Date & Time: Feb 14, 2017 at 1145 LT
Type of aircraft:
Beechcraft 90 King Air
Flight Phase:
Flight Type:
McAlester – Idabel
Crew on board:
Crew fatalities:
Pax on board:
Pax fatalities:
Other fatalities:
Total fatalities:
Captain / Total flying hours:
Captain / Total hours on type:
Aircraft flight hours:
The pilot stated that the engine start and airplane power-up were normal for the air medical flight with two medical crewmembers. The engine ice vanes were lowered (as required for ground operations) and then were subsequently raised before takeoff. Takeoff and climbout were routine, and the pilot leveled off the airplane at the assigned cruise altitude. The air traffic controller informed the pilot of heavy showers near the destination airport, and the pilot "put the ice vanes down." The pilot indicated that, shortly afterward, the airplane experienced two "quick" electrical power fluctuations in which "everything went away and then came back," and "[s]econds later the entire [electrical] system failed." Due to the associated loss of navigation capability while operating in instrument meteorological conditions (IMC), the pilot set a general course for better weather conditions based on information from his preflight weather briefing. While the pilot attempted to find a suitable hole in the clouds to descend through under visual conditions, the left engine lost power. The pilot ultimately located a field through the cloud cover and executed a single-engine off-airport landing, which resulted in substantial damage to the right engine mount and firewall. A postaccident examination of the airplane and systems did not reveal any anomalies consistent with an in-flight electrical system malfunction. The three-position ignition and engine start/starter-only switches were in the ON position, and the engine anti-ice switches were in the ON position. When the airplane battery was initially checked during the examination, the voltmeter indicated 10.7 volts (normal voltage is 12 volts); the battery was charged and appeared to function normally thereafter. The loss of electrical power was likely initiated by the pilot inadvertently selecting the engine start switches instead of the engine anti-ice (ice vane) switches. This resulted in the starter/generators changing to starter operation and taking the generator function offline. Airplane electrical power was then being supplied solely by the battery, which caused it to deplete and led to a subsequent loss of electrical power to the airplane.
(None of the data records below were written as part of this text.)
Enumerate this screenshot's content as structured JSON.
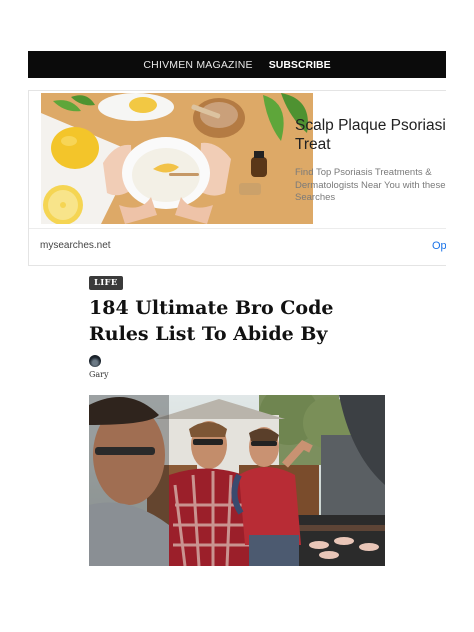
{
  "header": {
    "brand": "CHIVMEN MAGAZINE",
    "subscribe_label": "SUBSCRIBE"
  },
  "ad": {
    "title": "Scalp Plaque Psoriasis Treat",
    "description": "Find Top Psoriasis Treatments & Dermatologists Near You with these Searches",
    "source": "mysearches.net",
    "open_label": "Op"
  },
  "article": {
    "category": "LIFE",
    "title": "184 Ultimate Bro Code Rules List To Abide By",
    "author": "Gary"
  },
  "colors": {
    "topbar": "#0b0b0b",
    "badge": "#3a3a3a",
    "link": "#1a73e8"
  }
}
A postaccident examination revealed that neither wing fuel tank contained any visible fuel. The left nacelle fuel tank did not contain any visible fuel, and the right nacelle fuel tank appeared to contain about 1 quart of fuel. The lack of fuel onboard at the time of the accident is consistent with a loss of engine power due to fuel exhaustion. This was a result of the extended flight time as the pilot attempted to exit instrument conditions after the loss of electrical power to locate a suitable airport. Further, the operator reported that 253 gallons (1,720 lbs) of fuel were on board at takeoff, and the accident flight duration was 3.65 hours. At maximum range power, the expected fuel consumption was about 406 lbs/hour, resulting in an endurance of about 4.2 hours. Thus, the pilot did not have the adequate fuel reserves required for flying in IMC. Both the pilot and medical crewmembers described a lack of communication and coordination among crewmembers as the emergency transpired. This resulted in multiple course adjustments that hindered the pilot's ability to locate visual meteorological conditions before the left engine fuel supply was exhausted.
Probable cause:
The loss of electrical power due to the pilot's inadvertent selection of the engine start switches and the subsequent fuel exhaustion to the left engine as the pilot attempted to locate visual meteorological conditions. Contributing to the accident were the pilot's failure to ensure adequate fuel reserves on board for the flight in instrument meteorological conditions and the miscommunication between the pilot and medical crewmembers.
Final Report:
N1551C.pdf136.73 KB